by Oliver Jeffers, for all their immense beauty, have a quietude and sometimes meandering feel to the storytelling that make me wonder who the intended audience really is. I'm not sure they have pacing or messages that are intended for children primarily. That doesn't mean children can't enjoy them and experience them in a way that resonates and can be revisited; along those lines, Trina Paulus' Hope for the Flowers
was such a book from my own childhood, another example is Sara Varon's heartbreaking masterpiece Robot Dreams
, and many of us know Antoine de Saint-Exupery's The Little Prince
to be one book when we are young and another when we are older. I hesitated to include Grandfather and the Moon
to this list just because I wasn't sure it was a children's book but instead an illustrated book children can read. But then I remembered all of this, and I would be remiss in not including it because sometimes we just have to give children things that are beautiful and strange and if not for us now, for us someday. This story, originally published in French in Canada a few years back and now in English translation, tells the story from a granddaughter's point of view of her grandfather and his decline after the loss of his wife. The narrative then takes a somewhat sudden turn when the narrator wins a contest in which she is permitted, as a civilian, to travel to the moon, and discovers the adventure is not all its cracked up to be. At the story's core is a truth about what it means to be there for someone else. The illustrations are muted and unassuming but expressive and consequential. The prose's unique and personal detail afford the reader a sense of intimacy, like a friend telling one what one knows about the world as best as one can, that is, really, why anyone should write at all. Not for the hordes, but for the one. Bravely, the writer and illustrator in this book are here for us, one by one, in this unusual surprise.
Lastly, goodness knows this classic story of a toy rabbit made real is not a new book, originally published in 1922, but its reissue this year with the original text in this lovely oversized format perfect for read-aloud and larger group sharing is worth a mention. Additionally, if we're talking oldies but goodies, I also want to remind folks to add my favorite book of last year to their shelves if it's not there already: Du Iz Tak? by Carson Ellis (Candlewick)
is the exciting adventure of some whimsical garden creatures and the strange thing growing there, told in what initially seems like gobbledegook but within pages the reader realizes it is a new language. Just as the fluency begins to blossom, so does the surprise in the garden. The surprise that blossomed this year was realizing what a favorite it has become with ELL and ESL students in my school library, some checking it out repeatedly. This big, beautiful book levels a playing field of accessibility to reading and experiencing illustrated literature, and is worth sharing with every child you know.
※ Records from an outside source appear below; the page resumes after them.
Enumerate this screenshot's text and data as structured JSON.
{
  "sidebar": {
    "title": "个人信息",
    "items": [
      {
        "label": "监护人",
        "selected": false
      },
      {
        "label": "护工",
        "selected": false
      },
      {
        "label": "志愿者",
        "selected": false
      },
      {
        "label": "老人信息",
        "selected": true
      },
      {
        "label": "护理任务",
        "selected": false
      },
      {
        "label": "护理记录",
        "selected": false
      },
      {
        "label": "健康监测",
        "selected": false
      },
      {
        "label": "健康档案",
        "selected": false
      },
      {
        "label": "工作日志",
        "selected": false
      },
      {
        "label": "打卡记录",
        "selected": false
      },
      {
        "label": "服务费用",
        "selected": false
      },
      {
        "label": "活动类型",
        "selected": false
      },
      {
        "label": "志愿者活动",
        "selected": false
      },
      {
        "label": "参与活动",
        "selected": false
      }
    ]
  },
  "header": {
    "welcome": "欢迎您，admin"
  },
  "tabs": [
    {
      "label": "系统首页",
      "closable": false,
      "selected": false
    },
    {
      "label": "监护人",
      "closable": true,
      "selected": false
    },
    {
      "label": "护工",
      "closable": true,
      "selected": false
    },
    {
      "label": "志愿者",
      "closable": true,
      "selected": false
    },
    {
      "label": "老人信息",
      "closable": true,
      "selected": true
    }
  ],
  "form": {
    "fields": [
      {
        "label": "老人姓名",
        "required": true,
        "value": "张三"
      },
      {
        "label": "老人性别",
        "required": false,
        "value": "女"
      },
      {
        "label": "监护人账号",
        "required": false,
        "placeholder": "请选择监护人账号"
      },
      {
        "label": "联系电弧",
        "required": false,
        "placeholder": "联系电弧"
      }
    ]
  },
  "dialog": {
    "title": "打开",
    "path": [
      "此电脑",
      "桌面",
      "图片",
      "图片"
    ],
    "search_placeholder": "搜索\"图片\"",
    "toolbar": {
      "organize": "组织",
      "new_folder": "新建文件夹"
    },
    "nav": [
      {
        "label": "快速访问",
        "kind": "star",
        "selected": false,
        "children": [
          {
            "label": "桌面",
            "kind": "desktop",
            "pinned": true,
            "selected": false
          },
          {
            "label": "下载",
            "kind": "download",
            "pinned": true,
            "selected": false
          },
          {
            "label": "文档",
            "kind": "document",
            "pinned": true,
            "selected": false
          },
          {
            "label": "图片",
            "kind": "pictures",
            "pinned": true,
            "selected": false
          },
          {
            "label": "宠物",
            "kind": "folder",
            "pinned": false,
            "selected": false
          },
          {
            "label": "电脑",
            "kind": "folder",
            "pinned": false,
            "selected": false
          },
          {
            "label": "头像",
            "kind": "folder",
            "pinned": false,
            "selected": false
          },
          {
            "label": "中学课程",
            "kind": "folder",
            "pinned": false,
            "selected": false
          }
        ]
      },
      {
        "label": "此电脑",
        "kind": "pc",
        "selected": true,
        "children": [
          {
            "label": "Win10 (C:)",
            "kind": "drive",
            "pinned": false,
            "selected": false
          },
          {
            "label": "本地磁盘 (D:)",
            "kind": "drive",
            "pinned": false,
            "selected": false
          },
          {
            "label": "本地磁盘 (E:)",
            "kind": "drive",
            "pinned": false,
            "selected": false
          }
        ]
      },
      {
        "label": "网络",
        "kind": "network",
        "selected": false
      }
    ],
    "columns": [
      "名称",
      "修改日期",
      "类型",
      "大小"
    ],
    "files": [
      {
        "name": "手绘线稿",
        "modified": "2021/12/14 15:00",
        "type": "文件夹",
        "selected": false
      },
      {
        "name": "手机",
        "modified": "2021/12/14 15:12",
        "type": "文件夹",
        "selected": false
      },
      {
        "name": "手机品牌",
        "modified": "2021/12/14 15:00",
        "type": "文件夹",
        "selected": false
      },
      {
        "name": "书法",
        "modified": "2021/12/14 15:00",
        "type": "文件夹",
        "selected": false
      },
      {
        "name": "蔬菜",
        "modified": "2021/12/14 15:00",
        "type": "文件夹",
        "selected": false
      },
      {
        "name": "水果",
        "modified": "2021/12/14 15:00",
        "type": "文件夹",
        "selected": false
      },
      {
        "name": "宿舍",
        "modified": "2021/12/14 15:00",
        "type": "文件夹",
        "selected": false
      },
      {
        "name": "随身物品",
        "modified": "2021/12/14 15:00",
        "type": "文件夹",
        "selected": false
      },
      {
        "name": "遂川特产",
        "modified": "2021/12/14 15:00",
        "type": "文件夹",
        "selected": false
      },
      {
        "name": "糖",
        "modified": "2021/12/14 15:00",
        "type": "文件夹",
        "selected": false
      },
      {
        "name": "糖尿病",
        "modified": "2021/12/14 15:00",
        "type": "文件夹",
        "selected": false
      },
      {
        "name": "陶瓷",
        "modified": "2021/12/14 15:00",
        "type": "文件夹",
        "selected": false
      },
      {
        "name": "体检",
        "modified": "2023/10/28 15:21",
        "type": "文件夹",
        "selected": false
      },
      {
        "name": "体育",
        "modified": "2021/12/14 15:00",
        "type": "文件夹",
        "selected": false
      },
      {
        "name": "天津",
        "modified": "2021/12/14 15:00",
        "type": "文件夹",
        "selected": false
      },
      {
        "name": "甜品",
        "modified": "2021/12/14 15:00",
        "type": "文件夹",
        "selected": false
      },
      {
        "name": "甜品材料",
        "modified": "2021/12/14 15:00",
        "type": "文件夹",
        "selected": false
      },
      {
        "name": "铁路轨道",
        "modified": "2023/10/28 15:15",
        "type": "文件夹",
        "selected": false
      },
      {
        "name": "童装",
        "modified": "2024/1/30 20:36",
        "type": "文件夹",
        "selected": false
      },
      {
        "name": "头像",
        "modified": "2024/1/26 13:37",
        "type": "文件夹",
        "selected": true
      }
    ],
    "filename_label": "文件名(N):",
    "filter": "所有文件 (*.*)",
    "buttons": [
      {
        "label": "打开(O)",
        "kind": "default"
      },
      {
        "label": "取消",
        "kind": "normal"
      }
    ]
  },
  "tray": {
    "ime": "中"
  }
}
Honorable Mentions and popular books of 2017 to explore, in no particular order:
by Marion Dane Bauer, illustrated by Richard Jones (Houghton Mifflin Harcourt)
The Bad Seed
by Jory John, illustrated by Pete Oswald (HarperCollins)
by Dashka Slater, illustrated by Sydney Hanson (Farrar, Straus and Giroux)
What are your favorite picture books of this year? Have you had any experiences sharing books that appeared on this list? Please share in the comments!